A final trip

30 09 2010

 

First Glimpse of one of Band e Amir's lakes on the road from Bamian

 

My last trip from Kabul took me a day’s drive north-west to Bamiyan, the site of two 6th century Buddahs before the Taliban decided to destroy this UNESCO heritage site. Along with the lakes at Band-e-Amir, Bamiyan valley is the most beautiful thing I have seen in the region and  forms the country’s only tourist attraction unless you believe accounts in the Guardian or BBC’s Sandi Toksvig .

 

Arriving at Bamian Valley by small prop plane. One Buddah niche can be seen to the left with another to the right in shadow

 

Although the trip is drivable we flew from Kabul in a 10-seater that spirals down amongst the mountains to land on what seems to be a short, broad road cutting through the green valley bottom.

 

Looking across the Bamian valley from rooftops hotel to the cliffs where the Buddahs used to reside until their highly publicised destruction by the Taliban

 

The remains of the two Bhuddas lie in piles of crumbling stone and clay. The Taliban made no mistake and I remember footage of the pre-publicised destruction sending forward huge clouds of dust. Almost as big a travesty is that it took the loss of a piece of heritage, rather than a more human story to bring the world’s attention to the plight of the Afghan people. In a country where billions of dollars are spent on military action and mere millions go towards development and infrastructure the Japanese and Germans and Italians are attempting to stabilise the remains with a view to possibly rebuilding parts in the long run.

 

One of the larger lakes at Band e Amir. The deep blue comes from the high mineral content which also forms beautiful dams as the water flows from lake to lake.

 

Two hours further north-west lie the lakes of Band-e-Amir. These are more stunning than the valley at Bamiyan, with deep water providing a palate of blues that would make Van Gough green with envy. The water is clear and the blue sky does nothing to detract from the contrast of grey and red cliffs against the unbelievably striking tones.

 

Kabul restaurant owner Jerome riding on the gun-mount left by Russian forces. The bearings still run smoothly giving a spinning 360 degree view of the countryside

 

Nearer to the regional capital of Bamiyan, overlooking the 8-hour route from Kabul lies the Red Fort. This has been an important strategic position in these inaccessible lands and was occupied most recently by the Russians and is still heavily mined.

 

Prominent battlement of the Red Fort overlooking the riverside route from Kabul

 

The steep walk up from valley winds up through mud-brick battlements and past piles of unexploded ordinance.
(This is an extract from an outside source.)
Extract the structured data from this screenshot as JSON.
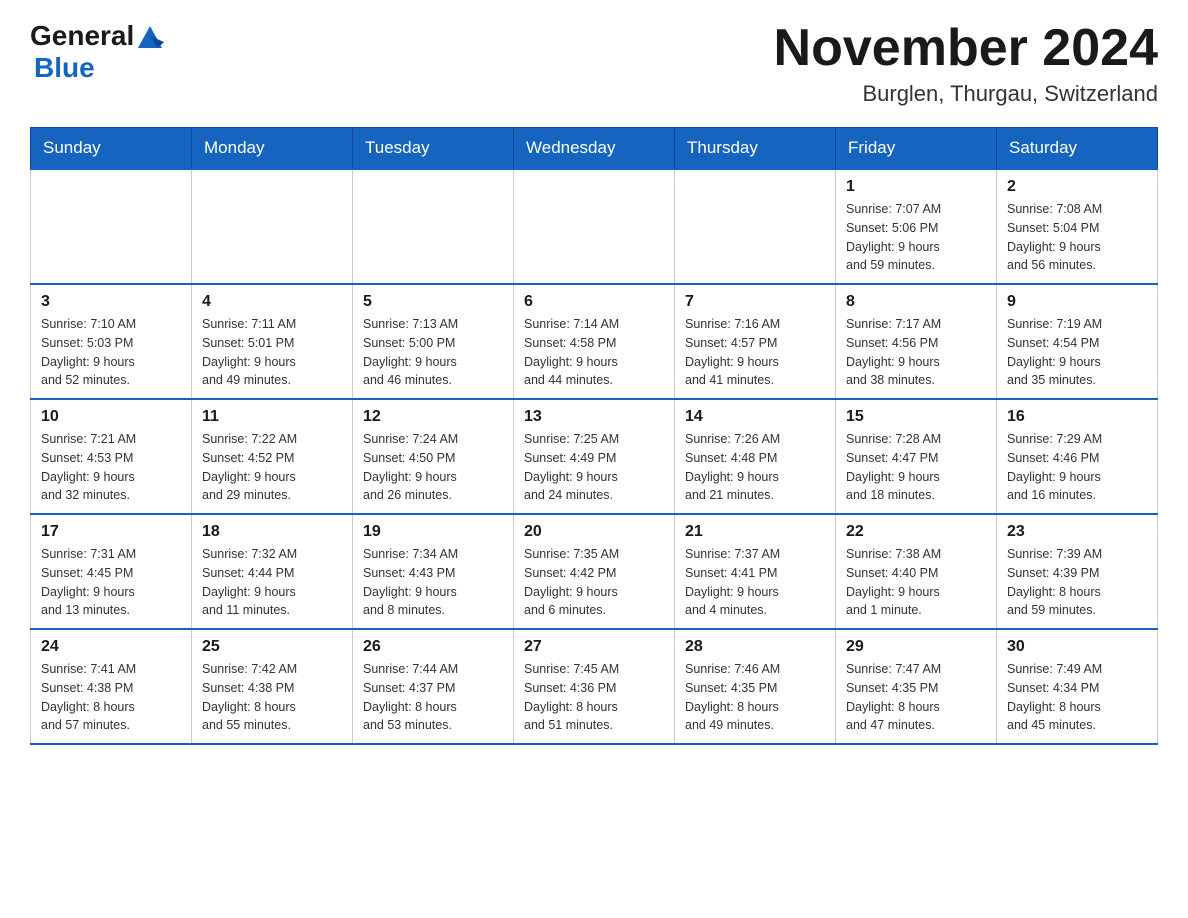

Duncan DJ





Exit Strategy

12 07 2010

Overlooking the largest lake at Band-e-Amir. The magnificent blue comes from the minerals in the 150m deep water.

As the heat builds up for another dusty-blue day in Kabul I pack my things for my return to the UK. I sit recovering from the late conclusion of the world cup (2am Kabul time) and I can’t yet tell whether the time has passed quickly or actually this has been the longest year of my life. Although the country is fascinating and often beautiful it is definitely the people who have made it an enjoyable experience. As opening a British newspaper any day will tell you, looking in from the outside can be a little disturbing but conversely it can be easy to become complacent about the places and the experiences. My visit to the Russian Cultural Centre last month and occasional encounters with possible minefields are the most extreme of this.

View of the green Bamian valley seen from the caves beside small Buddha. The niche of the larger Buddha can be seen through the window.

My trips out of Kabul and Afghanistan have been essential breaks from the challenges of working here. Just returning from the ex-Buddhas at Bamian and the cliff-bound blue lakes at Band-e-Amir 200 miles from the capital I can say that these places are two of the most amazing sights I have ever seen. More beautiful photos to come on this and Darulaman Palace in Kabul.

I had planned a trip down to Lashkar-Gar to visit some historic buildings and the Provincial Reconstruction Team (PRT) projects run by the British Army but plans change but the resulting extension to my Bamian trip made up for this.

I truss up my last two carpets that will join (by post) the 3 carpets already waiting for me at home. I take home calligraphy, jewellery and woodcarving; Three of the four TM crafts – I was kindly given a ceramic bowl for my birthday.

An inquisitive girl and her brother near the mosque of Amir at Band-e-Haibat

Afghaniman is a young girl pictured with her brother below one of the lakes at Band-e-Amir. The people in the Hazarajat region are some of the healthiest-looking I have met, mainly I think, because of a better-fed outdoor lifestyle that is hard to come by in Kabul. They talk proudly of peace and inter-tribal harmony in these green, crop-filled valleys.

Duncan DJ